### Work instruction
Set the data down again, exactly as it appears below.

### Given entries
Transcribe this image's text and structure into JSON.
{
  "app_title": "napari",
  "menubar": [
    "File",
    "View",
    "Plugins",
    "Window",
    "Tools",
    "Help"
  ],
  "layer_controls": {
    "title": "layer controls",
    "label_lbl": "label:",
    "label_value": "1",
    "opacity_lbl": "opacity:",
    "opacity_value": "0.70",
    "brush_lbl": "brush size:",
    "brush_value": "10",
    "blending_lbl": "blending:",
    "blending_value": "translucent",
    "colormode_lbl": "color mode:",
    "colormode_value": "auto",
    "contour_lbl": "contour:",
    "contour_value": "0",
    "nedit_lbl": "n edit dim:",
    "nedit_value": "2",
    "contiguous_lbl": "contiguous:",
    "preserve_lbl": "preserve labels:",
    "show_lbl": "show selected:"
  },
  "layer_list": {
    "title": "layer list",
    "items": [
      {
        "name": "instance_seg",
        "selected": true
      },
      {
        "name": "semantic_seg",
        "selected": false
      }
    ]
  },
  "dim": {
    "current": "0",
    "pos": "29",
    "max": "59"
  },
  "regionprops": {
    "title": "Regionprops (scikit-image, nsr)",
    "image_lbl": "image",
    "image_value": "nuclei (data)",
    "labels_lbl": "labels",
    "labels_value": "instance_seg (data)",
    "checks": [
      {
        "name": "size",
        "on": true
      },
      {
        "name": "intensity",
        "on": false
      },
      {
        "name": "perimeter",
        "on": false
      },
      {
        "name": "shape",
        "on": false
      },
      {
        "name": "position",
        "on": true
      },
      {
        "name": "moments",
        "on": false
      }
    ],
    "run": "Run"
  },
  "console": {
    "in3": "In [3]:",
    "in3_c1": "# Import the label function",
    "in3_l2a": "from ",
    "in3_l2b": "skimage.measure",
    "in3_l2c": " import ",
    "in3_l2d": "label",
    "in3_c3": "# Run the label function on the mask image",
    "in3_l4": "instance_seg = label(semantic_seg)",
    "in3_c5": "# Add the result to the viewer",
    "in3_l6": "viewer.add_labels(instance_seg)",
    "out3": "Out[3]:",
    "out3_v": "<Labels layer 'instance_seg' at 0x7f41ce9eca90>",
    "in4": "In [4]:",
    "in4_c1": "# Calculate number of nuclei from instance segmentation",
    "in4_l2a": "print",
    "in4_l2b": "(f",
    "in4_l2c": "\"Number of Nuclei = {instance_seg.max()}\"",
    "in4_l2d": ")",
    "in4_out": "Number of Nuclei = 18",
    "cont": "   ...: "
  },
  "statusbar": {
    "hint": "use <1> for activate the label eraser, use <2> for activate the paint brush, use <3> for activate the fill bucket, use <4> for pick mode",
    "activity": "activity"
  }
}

### Task result
Transcribe this image's text and structure into JSON.
{
  "app_title": "napari",
  "menubar": [
    "File",
    "View",
    "Plugins",
    "Window",
    "Tools",
    "Help"
  ],
  "layer_controls": {
    "title": "layer controls",
    "label_lbl": "label:",
    "label_value": "1",
    "opacity_lbl": "opacity:",
    "opacity_value": "0.70",
    "brush_lbl": "brush size:",
    "brush_value": "10",
    "blending_lbl": "blending:",
    "blending_value": "translucent",
    "colormode_lbl": "color mode:",
    "colormode_value": "auto",
    "contour_lbl": "contour:",
    "contour_value": "0",
    "nedit_lbl": "n edit dim:",
    "nedit_value": "2",
    "contiguous_lbl": "contiguous:",
    "preserve_lbl": "preserve labels:",
    "show_lbl": "show selected:"
  },
  "layer_list": {
    "title": "layer list",
    "items": [
      {
        "name": "instance_seg",
        "selected": true
      },
      {
        "name": "semantic_seg",
        "selected": false
      }
    ]
  },
  "dim": {
    "current": "0",
    "pos": "29",
    "max": "59"
  },
  "regionprops": {
    "title": "Regionprops (scikit-image, nsr)",
    "image_lbl": "image",
    "image_value": "nuclei (data)",
    "labels_lbl": "labels",
    "labels_value": "instance_seg (data)",
    "checks": [
      {
        "name": "size",
        "on": true
      },
      {
        "name": "intensity",
        "on": false
      },
      {
        "name": "perimeter",
        "on": false
      },
      {
        "name": "shape",
        "on": false
      },
      {
        "name": "position",
        "on": true
      },
      {
        "name": "moments",
        "on": false
      }
    ],
    "run": "Run"
  },
  "console": {
    "in3": "In [3]:",
    "in3_c1": "# Import the label function",
    "in3_l2a": "from ",
    "in3_l2b": "skimage.measure",
    "in3_l2c": " import ",
    "in3_l2d": "label",
    "in3_c3": "# Run the label function on the mask image",
    "in3_l4": "instance_seg = label(semantic_seg)",
    "in3_c5": "# Add the result to the viewer",
    "in3_l6": "viewer.add_labels(instance_seg)",
    "out3": "Out[3]:",
    "out3_v": "<Labels layer 'instance_seg' at 0x7f41ce9eca90>",
    "in4": "In [4]:",
    "in4_c1": "# Calculate number of nuclei from instance segmentation",
    "in4_l2a": "print",
    "in4_l2b": "(f",
    "in4_l2c": "\"Number of Nuclei = {instance_seg.max()}\"",
    "in4_l2d": ")",
    "in4_out": "Number of Nuclei = 18",
    "cont": "   ...: "
  },
  "statusbar": {
    "hint": "use <1> for activate the label eraser, use <2> for activate the paint brush, use <3> for activate the fill bucket, use <4> for pick mode",
    "activity": "activity"
  }
}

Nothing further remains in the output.